Dataset content →
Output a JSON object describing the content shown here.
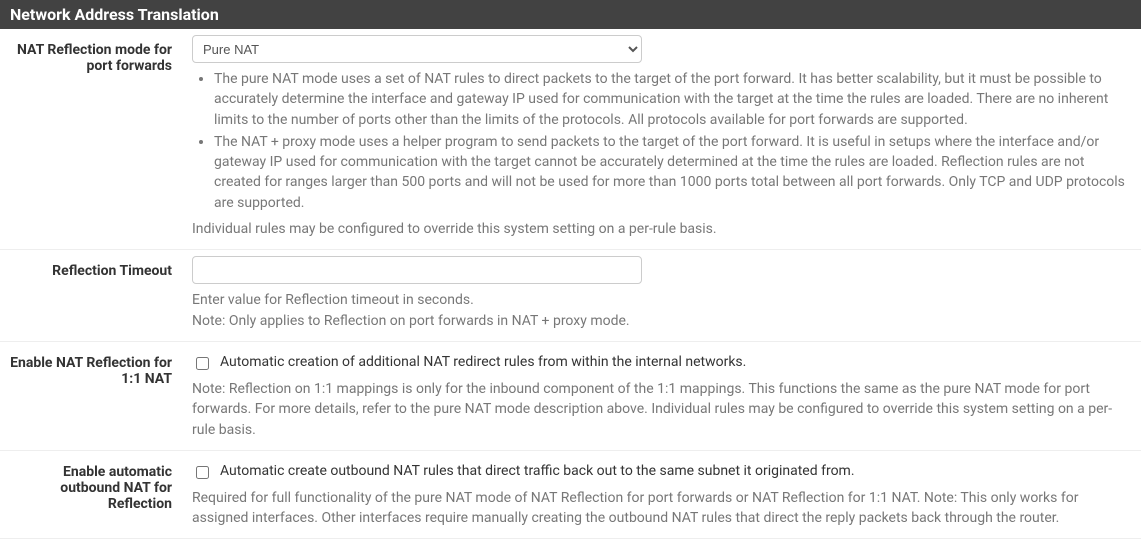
{
  "panel": {
    "title": "Network Address Translation"
  },
  "fields": {
    "reflection_mode": {
      "label": "NAT Reflection mode for port forwards",
      "selected": "Pure NAT",
      "bullet1": "The pure NAT mode uses a set of NAT rules to direct packets to the target of the port forward. It has better scalability, but it must be possible to accurately determine the interface and gateway IP used for communication with the target at the time the rules are loaded. There are no inherent limits to the number of ports other than the limits of the protocols. All protocols available for port forwards are supported.",
      "bullet2": "The NAT + proxy mode uses a helper program to send packets to the target of the port forward. It is useful in setups where the interface and/or gateway IP used for communication with the target cannot be accurately determined at the time the rules are loaded. Reflection rules are not created for ranges larger than 500 ports and will not be used for more than 1000 ports total between all port forwards. Only TCP and UDP protocols are supported.",
      "note": "Individual rules may be configured to override this system setting on a per-rule basis."
    },
    "reflection_timeout": {
      "label": "Reflection Timeout",
      "value": "",
      "help1": "Enter value for Reflection timeout in seconds.",
      "help2": "Note: Only applies to Reflection on port forwards in NAT + proxy mode."
    },
    "enable_1to1": {
      "label": "Enable NAT Reflection for 1:1 NAT",
      "checkbox_label": "Automatic creation of additional NAT redirect rules from within the internal networks.",
      "help": "Note: Reflection on 1:1 mappings is only for the inbound component of the 1:1 mappings. This functions the same as the pure NAT mode for port forwards. For more details, refer to the pure NAT mode description above. Individual rules may be configured to override this system setting on a per-rule basis."
    },
    "enable_auto_outbound": {
      "label": "Enable automatic outbound NAT for Reflection",
      "checkbox_label": "Automatic create outbound NAT rules that direct traffic back out to the same subnet it originated from.",
      "help": "Required for full functionality of the pure NAT mode of NAT Reflection for port forwards or NAT Reflection for 1:1 NAT. Note: This only works for assigned interfaces. Other interfaces require manually creating the outbound NAT rules that direct the reply packets back through the router."
    }
  }
}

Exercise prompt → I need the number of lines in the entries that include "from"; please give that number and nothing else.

Exercise result → 2